Kakadu National Park is a dual World Heritage listed area that is recognized for both its cultural and natural values and properties. The Ranger site is required to be rehabilitated to a standard where it could be incorporated into this unique environment. This is a very high bar to clear and Rio Tinto currently have a very short run-up. The rehabilitation period extends only from January 2021 to January 2026. Five years is simply not enough time to make meaningful and lasting repair to a heavily impacted landscape. As a result, the rehabilitation approach is being increasingly driven by short-cuts and bad decisions, rather than taking the time needed to get it right.
The Mirarr people and an increasing number of civil society and wider stakeholders and commentators are urging both the Commonwealth and the company to extend this set period of works to better reflect the complexity of the rehabilitation challenge and to increase the likelihood of a successful result.
The closure and cleanup of Ranger is a critical test of the commitment, competence and credibility of Rio Tinto and the Commonwealth. Both parties have a responsibility to address decades of environmental damage and community disruption.
Without more clarity, funding, time and transparency the future of Kakadu cannot be assured. And this is too high a price to pay. There are many eyes from across Australia and around the world that are focussed on the Ranger rehabilitation and near enough is not good enough.

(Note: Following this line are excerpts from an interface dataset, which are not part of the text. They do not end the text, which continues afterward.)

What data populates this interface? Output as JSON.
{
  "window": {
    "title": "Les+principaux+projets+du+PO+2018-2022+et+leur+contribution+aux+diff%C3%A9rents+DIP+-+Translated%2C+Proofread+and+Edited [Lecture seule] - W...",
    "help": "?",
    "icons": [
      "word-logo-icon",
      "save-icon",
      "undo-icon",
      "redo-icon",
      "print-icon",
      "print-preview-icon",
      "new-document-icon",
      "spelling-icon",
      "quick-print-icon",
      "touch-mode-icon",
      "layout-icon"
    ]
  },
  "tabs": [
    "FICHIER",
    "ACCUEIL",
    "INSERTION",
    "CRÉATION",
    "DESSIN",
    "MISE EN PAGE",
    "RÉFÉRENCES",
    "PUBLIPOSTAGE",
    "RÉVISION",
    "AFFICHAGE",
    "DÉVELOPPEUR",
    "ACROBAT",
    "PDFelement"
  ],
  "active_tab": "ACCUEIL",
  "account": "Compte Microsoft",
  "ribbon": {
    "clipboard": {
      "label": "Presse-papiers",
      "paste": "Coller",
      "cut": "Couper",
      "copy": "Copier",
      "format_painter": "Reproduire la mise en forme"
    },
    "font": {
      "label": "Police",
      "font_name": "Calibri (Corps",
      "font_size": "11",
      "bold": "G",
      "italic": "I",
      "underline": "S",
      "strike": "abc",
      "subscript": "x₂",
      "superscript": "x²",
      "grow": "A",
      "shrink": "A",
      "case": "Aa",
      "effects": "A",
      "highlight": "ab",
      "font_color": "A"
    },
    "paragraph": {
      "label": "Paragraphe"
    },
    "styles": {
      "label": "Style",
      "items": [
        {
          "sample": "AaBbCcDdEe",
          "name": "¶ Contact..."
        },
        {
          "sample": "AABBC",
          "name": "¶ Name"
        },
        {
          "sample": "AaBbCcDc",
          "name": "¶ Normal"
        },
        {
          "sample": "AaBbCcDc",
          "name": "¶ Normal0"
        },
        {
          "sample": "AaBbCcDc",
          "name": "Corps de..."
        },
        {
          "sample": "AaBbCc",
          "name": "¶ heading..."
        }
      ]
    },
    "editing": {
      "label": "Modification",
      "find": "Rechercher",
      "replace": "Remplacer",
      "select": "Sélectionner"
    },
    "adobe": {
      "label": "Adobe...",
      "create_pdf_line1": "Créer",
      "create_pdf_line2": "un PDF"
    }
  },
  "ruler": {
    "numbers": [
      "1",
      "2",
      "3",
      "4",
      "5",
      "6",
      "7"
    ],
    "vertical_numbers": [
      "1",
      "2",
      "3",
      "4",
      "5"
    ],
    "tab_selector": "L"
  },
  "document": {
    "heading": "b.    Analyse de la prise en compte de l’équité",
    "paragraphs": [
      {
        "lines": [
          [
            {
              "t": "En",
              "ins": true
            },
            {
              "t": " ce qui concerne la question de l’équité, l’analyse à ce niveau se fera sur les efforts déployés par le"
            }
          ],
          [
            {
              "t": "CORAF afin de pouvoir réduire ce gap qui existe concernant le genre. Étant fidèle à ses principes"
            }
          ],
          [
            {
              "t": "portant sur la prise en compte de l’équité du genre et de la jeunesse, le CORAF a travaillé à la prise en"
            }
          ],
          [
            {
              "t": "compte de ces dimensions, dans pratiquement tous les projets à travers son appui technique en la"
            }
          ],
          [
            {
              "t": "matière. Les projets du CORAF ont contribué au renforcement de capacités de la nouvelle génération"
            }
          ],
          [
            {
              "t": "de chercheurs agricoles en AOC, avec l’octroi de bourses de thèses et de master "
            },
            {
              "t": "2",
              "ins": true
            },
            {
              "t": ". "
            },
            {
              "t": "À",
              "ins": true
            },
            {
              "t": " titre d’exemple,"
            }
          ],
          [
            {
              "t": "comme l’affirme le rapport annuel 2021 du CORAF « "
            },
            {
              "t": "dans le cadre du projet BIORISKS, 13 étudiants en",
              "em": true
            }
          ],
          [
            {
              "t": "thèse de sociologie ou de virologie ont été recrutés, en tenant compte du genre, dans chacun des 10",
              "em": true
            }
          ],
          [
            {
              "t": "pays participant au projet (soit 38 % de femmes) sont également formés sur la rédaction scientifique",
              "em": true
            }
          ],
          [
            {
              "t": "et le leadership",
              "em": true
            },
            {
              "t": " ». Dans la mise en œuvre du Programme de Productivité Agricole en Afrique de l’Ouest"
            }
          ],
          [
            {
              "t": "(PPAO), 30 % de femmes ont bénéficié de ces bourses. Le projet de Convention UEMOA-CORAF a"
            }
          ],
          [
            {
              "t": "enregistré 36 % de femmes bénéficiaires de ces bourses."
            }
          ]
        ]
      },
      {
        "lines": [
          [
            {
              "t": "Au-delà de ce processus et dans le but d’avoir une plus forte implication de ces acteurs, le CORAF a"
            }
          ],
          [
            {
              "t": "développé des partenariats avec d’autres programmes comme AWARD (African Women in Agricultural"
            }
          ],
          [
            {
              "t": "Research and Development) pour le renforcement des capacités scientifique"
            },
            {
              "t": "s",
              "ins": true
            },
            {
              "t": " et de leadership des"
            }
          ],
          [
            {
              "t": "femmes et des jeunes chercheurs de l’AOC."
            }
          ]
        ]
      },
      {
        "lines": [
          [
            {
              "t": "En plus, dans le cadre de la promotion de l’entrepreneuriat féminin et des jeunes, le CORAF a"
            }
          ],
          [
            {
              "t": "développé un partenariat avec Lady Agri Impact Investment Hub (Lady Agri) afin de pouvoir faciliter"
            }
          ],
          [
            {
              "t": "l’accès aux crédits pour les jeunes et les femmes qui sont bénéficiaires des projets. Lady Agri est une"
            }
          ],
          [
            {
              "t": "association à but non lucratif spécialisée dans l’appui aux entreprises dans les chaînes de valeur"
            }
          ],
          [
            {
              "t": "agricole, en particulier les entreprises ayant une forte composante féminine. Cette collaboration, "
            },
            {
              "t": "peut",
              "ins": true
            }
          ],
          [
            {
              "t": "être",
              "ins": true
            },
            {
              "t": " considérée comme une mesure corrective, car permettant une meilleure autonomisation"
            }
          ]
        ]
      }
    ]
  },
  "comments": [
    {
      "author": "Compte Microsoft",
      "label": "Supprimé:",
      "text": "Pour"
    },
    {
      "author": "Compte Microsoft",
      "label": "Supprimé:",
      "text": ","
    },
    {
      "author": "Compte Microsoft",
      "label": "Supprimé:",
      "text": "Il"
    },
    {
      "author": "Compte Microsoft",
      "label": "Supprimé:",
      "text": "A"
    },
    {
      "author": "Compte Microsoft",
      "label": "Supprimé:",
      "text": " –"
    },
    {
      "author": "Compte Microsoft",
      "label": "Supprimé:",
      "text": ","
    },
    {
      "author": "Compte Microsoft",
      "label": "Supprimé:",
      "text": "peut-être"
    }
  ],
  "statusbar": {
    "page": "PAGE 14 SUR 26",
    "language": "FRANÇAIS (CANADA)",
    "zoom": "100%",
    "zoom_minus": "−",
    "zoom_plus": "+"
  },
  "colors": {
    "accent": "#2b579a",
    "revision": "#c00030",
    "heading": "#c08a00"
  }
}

The challenge is clear and considerable – and now it needs to be met.
Rebecca Lawrence and Dave Sweeney are part of an expert group who have authored the report, Closing Ranger, protecting Kakadu, released by the Sydney Environment Institute, the Australian Conservation Foundation, the Mineral Policy Institute and the Environment Centre NT. Access the report here. Rebecca Lawrence is a Senior Research Fellow at the Sydney Environment Institute. Dave Sweeney leads the Australian Conservation Foundation’s nuclear free campaign and is a foundation member of the International Campaign to Abolish Nuclear Weapons.

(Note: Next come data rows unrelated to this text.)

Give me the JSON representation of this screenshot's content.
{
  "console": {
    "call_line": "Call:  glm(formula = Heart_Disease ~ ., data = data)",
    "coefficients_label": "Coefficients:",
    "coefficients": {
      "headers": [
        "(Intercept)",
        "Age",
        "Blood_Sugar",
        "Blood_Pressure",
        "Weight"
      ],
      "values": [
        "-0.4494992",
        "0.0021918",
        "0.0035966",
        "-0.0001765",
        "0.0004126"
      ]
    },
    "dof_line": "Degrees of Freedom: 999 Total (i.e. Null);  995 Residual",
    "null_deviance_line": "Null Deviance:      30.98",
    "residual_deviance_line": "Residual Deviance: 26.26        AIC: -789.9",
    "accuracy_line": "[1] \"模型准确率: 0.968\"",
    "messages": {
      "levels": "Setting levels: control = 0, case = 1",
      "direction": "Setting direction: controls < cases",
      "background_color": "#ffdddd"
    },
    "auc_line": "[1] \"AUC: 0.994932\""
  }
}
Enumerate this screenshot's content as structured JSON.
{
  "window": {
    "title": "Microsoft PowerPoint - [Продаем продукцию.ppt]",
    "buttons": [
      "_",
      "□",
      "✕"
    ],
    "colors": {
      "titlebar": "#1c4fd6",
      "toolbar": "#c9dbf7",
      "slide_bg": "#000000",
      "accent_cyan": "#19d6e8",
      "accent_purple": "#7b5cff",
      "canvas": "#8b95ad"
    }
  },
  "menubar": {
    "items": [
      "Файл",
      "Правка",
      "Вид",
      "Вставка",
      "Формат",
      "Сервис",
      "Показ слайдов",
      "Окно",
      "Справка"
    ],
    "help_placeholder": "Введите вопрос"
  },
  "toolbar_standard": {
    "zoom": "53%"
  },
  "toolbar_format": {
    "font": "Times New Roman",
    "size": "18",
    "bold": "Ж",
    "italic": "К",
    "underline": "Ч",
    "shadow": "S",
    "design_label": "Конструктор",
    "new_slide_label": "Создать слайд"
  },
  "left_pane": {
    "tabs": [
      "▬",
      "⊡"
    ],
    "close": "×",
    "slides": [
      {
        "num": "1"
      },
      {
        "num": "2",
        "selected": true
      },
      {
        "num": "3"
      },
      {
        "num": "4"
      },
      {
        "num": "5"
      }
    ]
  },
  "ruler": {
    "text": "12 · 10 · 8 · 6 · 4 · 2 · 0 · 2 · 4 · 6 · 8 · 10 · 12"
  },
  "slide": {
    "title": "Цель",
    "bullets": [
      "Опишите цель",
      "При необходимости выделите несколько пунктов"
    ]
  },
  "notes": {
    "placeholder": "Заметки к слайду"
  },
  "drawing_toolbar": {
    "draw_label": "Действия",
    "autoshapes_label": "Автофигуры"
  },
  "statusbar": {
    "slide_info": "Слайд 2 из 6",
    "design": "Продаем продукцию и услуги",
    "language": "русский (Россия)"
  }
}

This article was first published by the University of Sydney’s Sydney Environment Institute and is republished with kind permission.